It isn't the fact that he hit on her clumsily the first time they met that makes her continue to deny Cadet Kirk her first name. Or the fact that he accidentally felt her up less than five minutes later in the middle of a brawl in her honor-- and had the gall to grin drunkenly at her as he did so. It isn't even the way he stalks her intermittently around the Starfleet Academy campus for the next several months, joining her clubs and chatting up her roommate and turning every non-linguistics class they share into a battleground.
The thing is, Uhura has met boys like Jim Kirk before, and she knows that he's more or less still a puppy at heart: too energetic for his own good, not sure yet where to put all his limbs, only half-trained in the social niceties, and without a genuinely malicious bone in his body.
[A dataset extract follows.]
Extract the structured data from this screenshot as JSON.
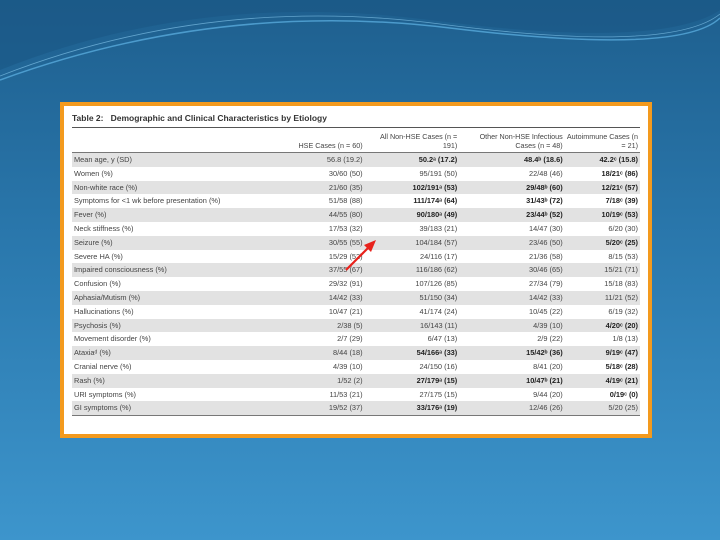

If they'd got to know each other somewhere before Starfleet, they might have been on a first name basis right away-- at least, once she'd whacked him on the nose with a PADD to make sure he knew which liberties she wouldn't tolerate him taking.
But they are in Starfleet. An organization that pretends to be egalitarian-- where anyone who passes the entry exams, swears the oath and completes the training, no matter their origins or beliefs or preferences, can rise to the top ranks-- but which still relegates women mostly to support positions. Where the only female Captain she knows who earned that rank at the helm of a starship is Captain Pike's former first officer-- and it was as much his recommendation as her record that won Number One that position. Don't even get her started on the disproportionately preferential treatment given to native Standard speakers; she's one of only a handful of cadets attending the main 'Fleet campus from the United States of Africa.
Uhura will not tolerate anything that reduces her to just another female cog in the machine. And every time Kirk turns that mischievous blue gaze on her and comments loudly on her 'talented tongue', she can see her IQ drop twenty points in the eyes of most of the cadets around them.
Half the time, of course, he only takes her non-responses as a challenge, but she's not going to waste her energy trying to explain it to him more clearly than she already has. She doesn't care about the sob story lurking in his past about a long-dead father and an emotionally absent mother-- it's still not her job to educate him about the offensiveness of his unthinking privilege.
Besides, given his contrarian nature, that might just make him worse. Uhura tries to imagine him cheerfully deciding to fix 'Fleet's gender role inequities by indulging in ever increasing levels of 'equal opportunity' flirting-- worse than he already does, anyway-- and rolls her eyes at the thought.
He isn't alone in his objectifying behavior, of course. But he's the most egregious example she sees on a regular basis, and shutting down his every attempt to befriend her helps reinforce her determination to succeed. She can't fight something as vague as 'the patriarchy'-- but she can defy the bad example Kirk unwittingly represents.
Maybe one day he'll grow up. Maybe one day he'll find something worth taking seriously, realize the way he treats female officers matters, and settle into an officer worth serving. On that day, she will deign to allow him first name rights at last. But until then, all the puppy-dog eyes in the world won't convince her to let him encroach one inch further into her personal space than he has already.
Or remold it. If she lets the lingering gaze of male cadets bar her from skirts, or long hair, or flashy earrings, that would be just another kind of giving in. She enjoys being a woman, as she thinks that fascinating Vulcan professor in the computer science department has finally noticed-- which is all the more reason for her to draw this line, in a firm and unyielding hand.
Her name is Nyota, and she refuses to let anyone make her feel inferior without her consent.